A Smaller Life – Signs of a Slow Home Movement?

We’ve all heard of the Slow Food Movement, but I am watching a trend that seems to be taking shape on the internet that completely fascinates me. It truly seems that everyday I see more people clamoring for a slow home movement. What does slow home mean? It can be any of a number of things – and all encompassing in regards to the home – but the general consensus seems to be that more isn’t necessarily better these days.
I absolutely see this thought taking hold in interior design. Just last week both Irene Turner and Wanda Horton wrote posts about slowing down. Emily Anderson recently launched her new book Eco Chic Home. Leslie Carothers is working closely with Cargill’s BiOH polyols division to get furniture manufacturers to use soy based foam instead of oil based foam in their upholstered pieces.
The idea to reduce, re-use, re-purpose and recycle isn’t anything new, I just feel like we’re on the verge of seeing people start to make more holistic choices for their environments. Or so I hope! In order to get product pricing in line, it’s going to take consumers asking for and insisting upon eco-friendly products on a consistent basis for the manufacturers to make the switch. The same way that consumers asked for organic, hormone-free milk at Wallmart, we need to ask for low VOC, healthier home goods.
In the last 24 hours I have been stumbling onto endless articles that all seem to embody a slow-home mentality.

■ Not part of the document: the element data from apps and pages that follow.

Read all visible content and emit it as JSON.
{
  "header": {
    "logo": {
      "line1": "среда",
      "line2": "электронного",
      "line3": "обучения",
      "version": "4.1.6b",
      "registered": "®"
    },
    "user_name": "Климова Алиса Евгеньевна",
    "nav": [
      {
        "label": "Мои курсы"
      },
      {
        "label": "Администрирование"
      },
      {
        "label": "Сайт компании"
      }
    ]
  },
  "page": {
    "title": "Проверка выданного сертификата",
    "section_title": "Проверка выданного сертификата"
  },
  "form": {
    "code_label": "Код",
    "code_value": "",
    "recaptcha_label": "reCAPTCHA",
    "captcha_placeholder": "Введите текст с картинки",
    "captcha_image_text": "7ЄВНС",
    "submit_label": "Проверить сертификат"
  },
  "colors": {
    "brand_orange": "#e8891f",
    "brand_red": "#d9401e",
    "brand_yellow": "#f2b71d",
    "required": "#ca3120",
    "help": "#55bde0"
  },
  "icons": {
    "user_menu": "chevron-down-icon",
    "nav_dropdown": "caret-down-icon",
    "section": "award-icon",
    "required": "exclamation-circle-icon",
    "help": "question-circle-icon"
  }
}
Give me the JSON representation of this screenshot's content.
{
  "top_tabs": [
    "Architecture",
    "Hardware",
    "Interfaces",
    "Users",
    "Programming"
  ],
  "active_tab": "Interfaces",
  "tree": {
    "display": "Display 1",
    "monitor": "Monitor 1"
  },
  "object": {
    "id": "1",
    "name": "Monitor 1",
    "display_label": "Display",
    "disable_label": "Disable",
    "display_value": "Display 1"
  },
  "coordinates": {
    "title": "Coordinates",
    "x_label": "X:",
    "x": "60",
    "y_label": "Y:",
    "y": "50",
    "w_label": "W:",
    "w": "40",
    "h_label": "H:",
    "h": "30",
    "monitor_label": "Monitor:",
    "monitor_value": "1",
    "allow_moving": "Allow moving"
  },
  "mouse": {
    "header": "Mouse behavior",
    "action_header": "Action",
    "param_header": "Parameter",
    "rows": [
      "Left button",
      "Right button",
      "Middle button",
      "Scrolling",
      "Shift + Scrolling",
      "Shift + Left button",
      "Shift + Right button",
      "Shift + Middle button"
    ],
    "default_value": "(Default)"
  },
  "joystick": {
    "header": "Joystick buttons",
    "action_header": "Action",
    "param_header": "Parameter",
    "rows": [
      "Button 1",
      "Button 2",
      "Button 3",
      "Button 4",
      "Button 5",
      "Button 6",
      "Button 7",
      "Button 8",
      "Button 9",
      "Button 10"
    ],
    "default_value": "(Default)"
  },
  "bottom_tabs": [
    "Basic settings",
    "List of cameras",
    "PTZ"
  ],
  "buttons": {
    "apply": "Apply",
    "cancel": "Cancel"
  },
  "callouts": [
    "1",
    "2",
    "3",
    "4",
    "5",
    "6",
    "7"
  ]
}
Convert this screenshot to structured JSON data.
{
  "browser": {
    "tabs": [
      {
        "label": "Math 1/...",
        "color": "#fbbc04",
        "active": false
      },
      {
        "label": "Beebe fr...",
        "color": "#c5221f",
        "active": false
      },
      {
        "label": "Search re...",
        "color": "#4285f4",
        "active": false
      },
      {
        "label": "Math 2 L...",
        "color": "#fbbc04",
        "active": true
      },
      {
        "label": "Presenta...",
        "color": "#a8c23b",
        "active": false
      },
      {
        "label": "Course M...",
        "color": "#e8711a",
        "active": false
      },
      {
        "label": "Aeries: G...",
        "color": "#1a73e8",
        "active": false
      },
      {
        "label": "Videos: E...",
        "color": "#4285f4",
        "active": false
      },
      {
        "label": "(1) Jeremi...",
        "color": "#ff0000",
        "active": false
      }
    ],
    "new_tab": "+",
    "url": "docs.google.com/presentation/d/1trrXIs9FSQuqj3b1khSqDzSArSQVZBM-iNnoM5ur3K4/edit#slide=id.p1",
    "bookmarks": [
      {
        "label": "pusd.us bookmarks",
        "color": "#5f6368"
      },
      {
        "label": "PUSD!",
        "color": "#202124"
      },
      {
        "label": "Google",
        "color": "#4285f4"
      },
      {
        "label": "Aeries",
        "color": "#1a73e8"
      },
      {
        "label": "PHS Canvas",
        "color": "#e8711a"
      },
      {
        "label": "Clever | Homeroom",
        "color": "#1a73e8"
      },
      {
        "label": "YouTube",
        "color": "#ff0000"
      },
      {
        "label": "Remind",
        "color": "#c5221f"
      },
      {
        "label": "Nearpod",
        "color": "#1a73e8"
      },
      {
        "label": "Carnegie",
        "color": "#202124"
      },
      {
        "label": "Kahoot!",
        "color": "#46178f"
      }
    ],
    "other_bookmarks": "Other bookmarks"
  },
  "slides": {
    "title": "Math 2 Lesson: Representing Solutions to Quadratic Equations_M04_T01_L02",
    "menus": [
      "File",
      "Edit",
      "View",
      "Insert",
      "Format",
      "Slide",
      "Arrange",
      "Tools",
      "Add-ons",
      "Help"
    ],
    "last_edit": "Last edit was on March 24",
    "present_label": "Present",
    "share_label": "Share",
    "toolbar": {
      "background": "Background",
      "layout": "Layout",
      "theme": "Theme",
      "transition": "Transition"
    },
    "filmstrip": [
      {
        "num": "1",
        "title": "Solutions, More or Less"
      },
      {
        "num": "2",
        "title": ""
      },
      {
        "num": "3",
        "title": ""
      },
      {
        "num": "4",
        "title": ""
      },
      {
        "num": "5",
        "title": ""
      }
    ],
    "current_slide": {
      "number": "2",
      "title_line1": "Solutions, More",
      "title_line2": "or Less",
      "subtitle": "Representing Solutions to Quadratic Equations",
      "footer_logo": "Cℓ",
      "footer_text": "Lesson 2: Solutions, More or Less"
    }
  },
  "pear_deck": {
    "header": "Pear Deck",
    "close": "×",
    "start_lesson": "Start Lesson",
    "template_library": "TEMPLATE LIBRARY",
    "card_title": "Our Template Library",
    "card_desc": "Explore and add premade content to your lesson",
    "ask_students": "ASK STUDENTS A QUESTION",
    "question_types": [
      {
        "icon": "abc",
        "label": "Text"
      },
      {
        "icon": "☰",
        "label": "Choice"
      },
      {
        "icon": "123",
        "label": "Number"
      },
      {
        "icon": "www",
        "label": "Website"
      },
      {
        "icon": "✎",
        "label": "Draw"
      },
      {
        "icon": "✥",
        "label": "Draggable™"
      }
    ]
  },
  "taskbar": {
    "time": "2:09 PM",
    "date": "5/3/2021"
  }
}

Think of what the typical behavior of a US consumer has been in the last few years. It’s like a rubber band – expand, expand, expand, everything becoming tighter – on the verge of breaking and then it retracts back to normal. It’s a more simple, easy-going version of the overly stressed, tight rubber band.

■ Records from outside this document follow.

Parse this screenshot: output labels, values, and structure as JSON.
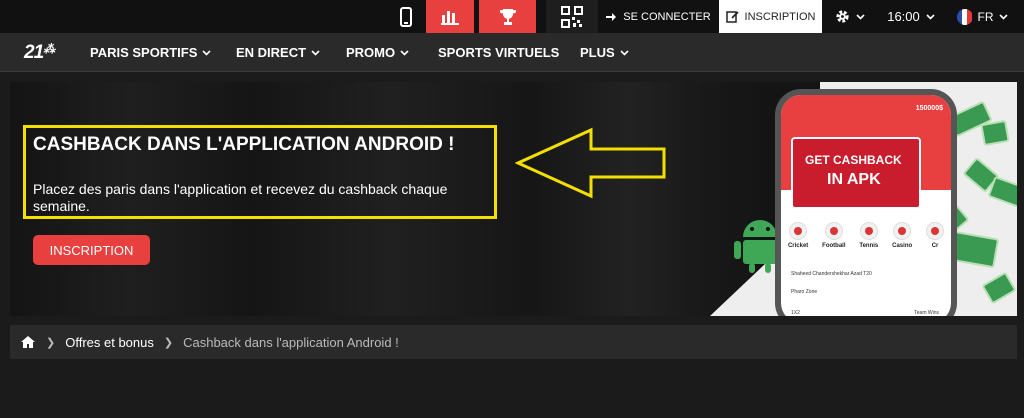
{
  "topbar": {
    "login_label": "SE CONNECTER",
    "signup_label": "INSCRIPTION",
    "time": "16:00",
    "language": "FR"
  },
  "nav": {
    "logo": "21",
    "items": [
      {
        "label": "PARIS SPORTIFS"
      },
      {
        "label": "EN DIRECT"
      },
      {
        "label": "PROMO"
      },
      {
        "label": "SPORTS VIRTUELS"
      },
      {
        "label": "PLUS"
      }
    ]
  },
  "banner": {
    "title": "CASHBACK DANS L'APPLICATION ANDROID !",
    "description": "Placez des paris dans l'application et recevez du cashback chaque semaine.",
    "button_label": "INSCRIPTION",
    "phone": {
      "balance": "150000$",
      "promo_line1": "GET CASHBACK",
      "promo_line2": "IN APK",
      "sports": [
        "Cricket",
        "Football",
        "Tennis",
        "Casino",
        "Cr"
      ],
      "match_a": "Shaheed Chandershekhar Azad T20",
      "match_b": "Pharo Zone",
      "match_c": "1X2",
      "match_d": "Team Wins"
    }
  },
  "breadcrumb": {
    "items": [
      "Offres et bonus",
      "Cashback dans l'application Android !"
    ]
  },
  "colors": {
    "accent": "#e8403f",
    "highlight": "#f4e000",
    "background": "#1b1b1b"
  }
}
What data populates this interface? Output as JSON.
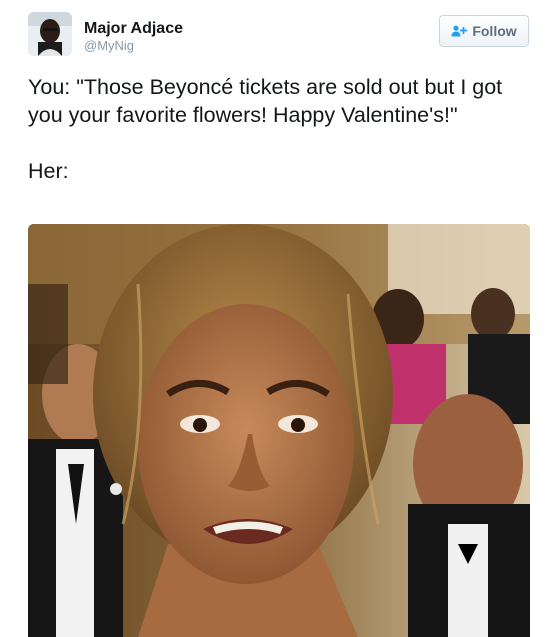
{
  "author": {
    "name": "Major Adjace",
    "handle": "@MyNig"
  },
  "follow_button": {
    "label": "Follow",
    "icon": "add-user-icon",
    "text_color": "#5e6f7e"
  },
  "tweet": {
    "line1": "You: \"Those Beyoncé tickets are sold out but I got you your favorite flowers! Happy Valentine's!\"",
    "line2": "Her:"
  },
  "media": {
    "type": "photo",
    "icon": "photo-image"
  },
  "colors": {
    "text": "#14171a",
    "secondary_text": "#8899a6",
    "button_border": "#c8d6e0"
  }
}
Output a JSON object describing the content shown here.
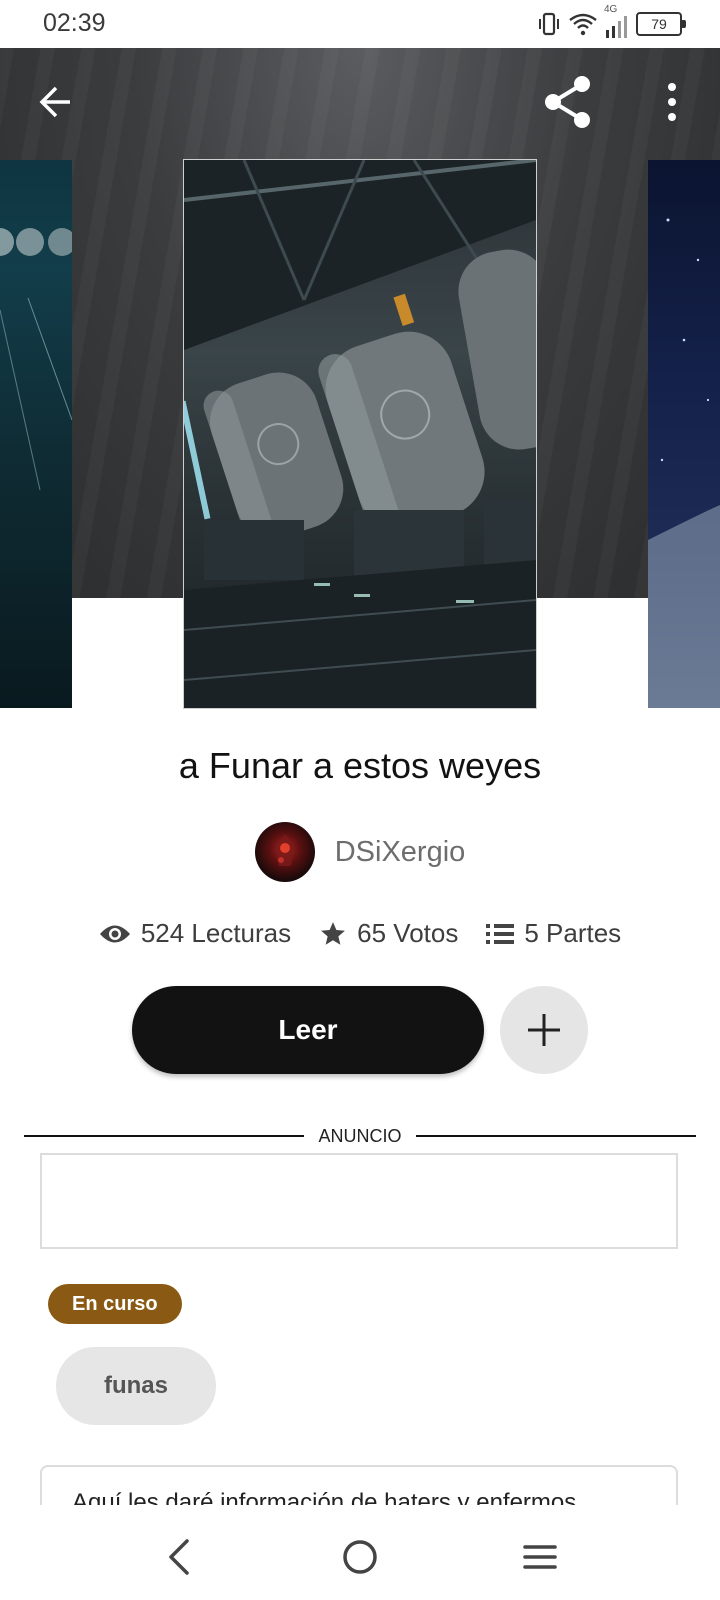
{
  "status_bar": {
    "time": "02:39",
    "network": "4G",
    "battery": "79",
    "icons": [
      "vibrate-icon",
      "wifi-icon",
      "signal-icon",
      "battery-icon"
    ]
  },
  "toolbar": {
    "back_icon": "arrow-left-icon",
    "share_icon": "share-icon",
    "more_icon": "more-vertical-icon"
  },
  "story": {
    "title": "a Funar a estos weyes",
    "author": "DSiXergio",
    "stats": {
      "reads": "524 Lecturas",
      "votes": "65 Votos",
      "parts": "5 Partes"
    },
    "read_button": "Leer",
    "status": "En curso",
    "tags": [
      "funas"
    ],
    "description": "Aquí les daré información de haters y enfermos"
  },
  "ad": {
    "label": "ANUNCIO"
  },
  "colors": {
    "primary_button": "#121212",
    "status_badge": "#8a5a14",
    "chip": "#e6e6e6"
  },
  "navigation": {
    "icons": [
      "back-icon",
      "home-icon",
      "menu-icon"
    ]
  }
}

We (as a nation) have been stuck a greedy consumption loop. Buy more stuff, get a bigger house, obtain more to take care of, there is more stuff that breaks, which leads you to buying more/better/newer/faster/prettier. I am glad to see that people are finally starting to ask themselves: do we really need that many flat panel TVs? A house with multiple dining spaces? More than one family room or a McMansion? Perhaps the state of the economy has force-fed us a little lesson most were not prepared for – but it’s lesson nonetheless.

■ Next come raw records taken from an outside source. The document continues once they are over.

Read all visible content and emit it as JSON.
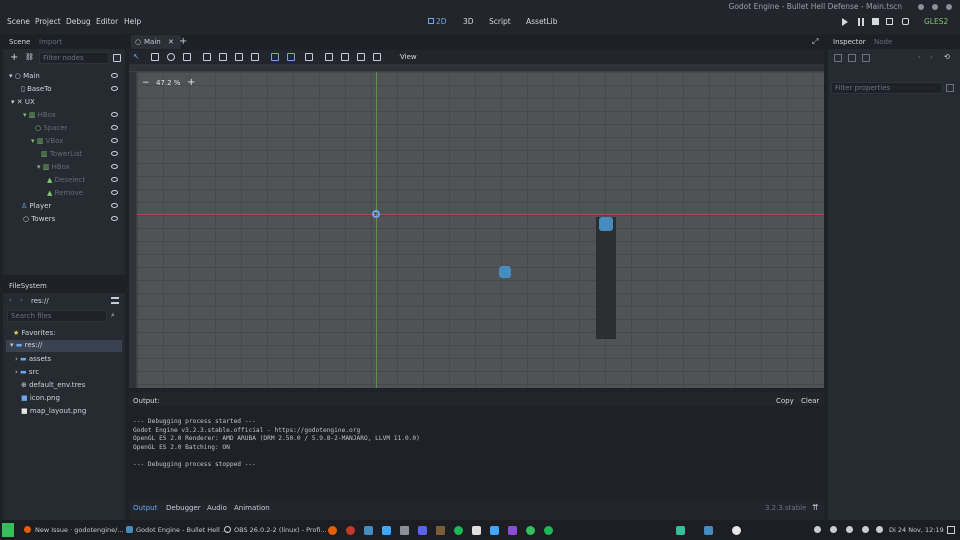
{
  "window": {
    "title": "Godot Engine - Bullet Hell Defense - Main.tscn"
  },
  "menubar": {
    "items": [
      "Scene",
      "Project",
      "Debug",
      "Editor",
      "Help"
    ],
    "workspaces": [
      "2D",
      "3D",
      "Script",
      "AssetLib"
    ],
    "renderer": "GLES2"
  },
  "scene_panel": {
    "tabs": [
      "Scene",
      "Import"
    ],
    "filter_placeholder": "Filter nodes",
    "nodes": [
      {
        "label": "Main",
        "dim": false
      },
      {
        "label": "BaseTo",
        "dim": false
      },
      {
        "label": "UX",
        "dim": false
      },
      {
        "label": "HBox",
        "dim": true
      },
      {
        "label": "Spacer",
        "dim": true
      },
      {
        "label": "VBox",
        "dim": true
      },
      {
        "label": "TowerList",
        "dim": true
      },
      {
        "label": "HBox",
        "dim": true
      },
      {
        "label": "Deselect",
        "dim": true
      },
      {
        "label": "Remove",
        "dim": true
      },
      {
        "label": "Player",
        "dim": false
      },
      {
        "label": "Towers",
        "dim": false
      }
    ]
  },
  "filesystem": {
    "title": "FileSystem",
    "path": "res://",
    "search_placeholder": "Search files",
    "items": [
      {
        "label": "Favorites:"
      },
      {
        "label": "res://"
      },
      {
        "label": "assets"
      },
      {
        "label": "src"
      },
      {
        "label": "default_env.tres"
      },
      {
        "label": "icon.png"
      },
      {
        "label": "map_layout.png"
      }
    ]
  },
  "editor": {
    "scene_tab": "Main",
    "view_menu": "View",
    "zoom": "47.2 %"
  },
  "inspector": {
    "tabs": [
      "Inspector",
      "Node"
    ],
    "filter_placeholder": "Filter properties"
  },
  "output": {
    "label": "Output:",
    "copy_label": "Copy",
    "clear_label": "Clear",
    "lines": [
      "--- Debugging process started ---",
      "Godot Engine v3.2.3.stable.official - https://godotengine.org",
      "OpenGL ES 2.0 Renderer: AMD ARUBA (DRM 2.50.0 / 5.9.8-2-MANJARO, LLVM 11.0.0)",
      "OpenGL ES 2.0 Batching: ON",
      "",
      "--- Debugging process stopped ---"
    ],
    "bottom_tabs": [
      "Output",
      "Debugger",
      "Audio",
      "Animation"
    ],
    "version": "3.2.3.stable"
  },
  "taskbar": {
    "tasks": [
      "New Issue · godotengine/...",
      "Godot Engine - Bullet Hell ...",
      "OBS 26.0.2-2 (linux) - Profi..."
    ],
    "clock": "Di 24 Nov, 12:19"
  },
  "colors": {
    "accent": "#6ba6f0",
    "viewport_bg": "#505256",
    "tower": "#2b2d31"
  }
}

Here is what I have been reading: But will it make you happy?Home for Life – And then, I came upon The Dog Walk Blog who is part of a larger group of bloggers who have all decided to write about A Smaller Life. They’ve linked to several blogs that have all chosen to speak about what A Smaller Life means to them. Please pop by and get lost in those links. It will show you that a lot of people have this slow home topic at the forefront of their minds.When we were looking for a house to buy we had two houses on the list of finalists. They were about the same price. One was a similar size to our old NYC apartment. It was charming and needed a few capital improvements to make it exactly what we wanted. The other was nearly twice the size (with twice the taxes) but didn’t need work. However, (if we opted for it) we’d get trapped into the consumption role we see both sets of our parents in. We’d find ourselves 65 years old, with a house that is too big for two people, with too many sofas, more TVs than we can watch, more stuff to collect dust, more upkeep, higher heating bills, higher electric costs, more landscaping to do…
We determined that we’d prefer to get out and enjoy our lives rather than having our ‘stuff’ dictate how we spend our time. From taxes to maintenance and even availability of storage, we opted for the smaller, lower cost, eco-friendly house that (in the long run) will cost us less in every sense of the word. All the choices I have made for our new ‘slow home’ have been with the idea of low maintenance. I don’t want to be a slave to our belongings, or to our home for that matter.
The paintings in this post are by a Cleveland, Ohio based artist named Amy Casey. Whose work looks quite incredible ~ if I do say so myself! Perhaps I’ll find a wall in need of adornment once we get settled in the new house? One would make for a nice daily reminder to continue on the slow home path we have started down during the purchase and renovation.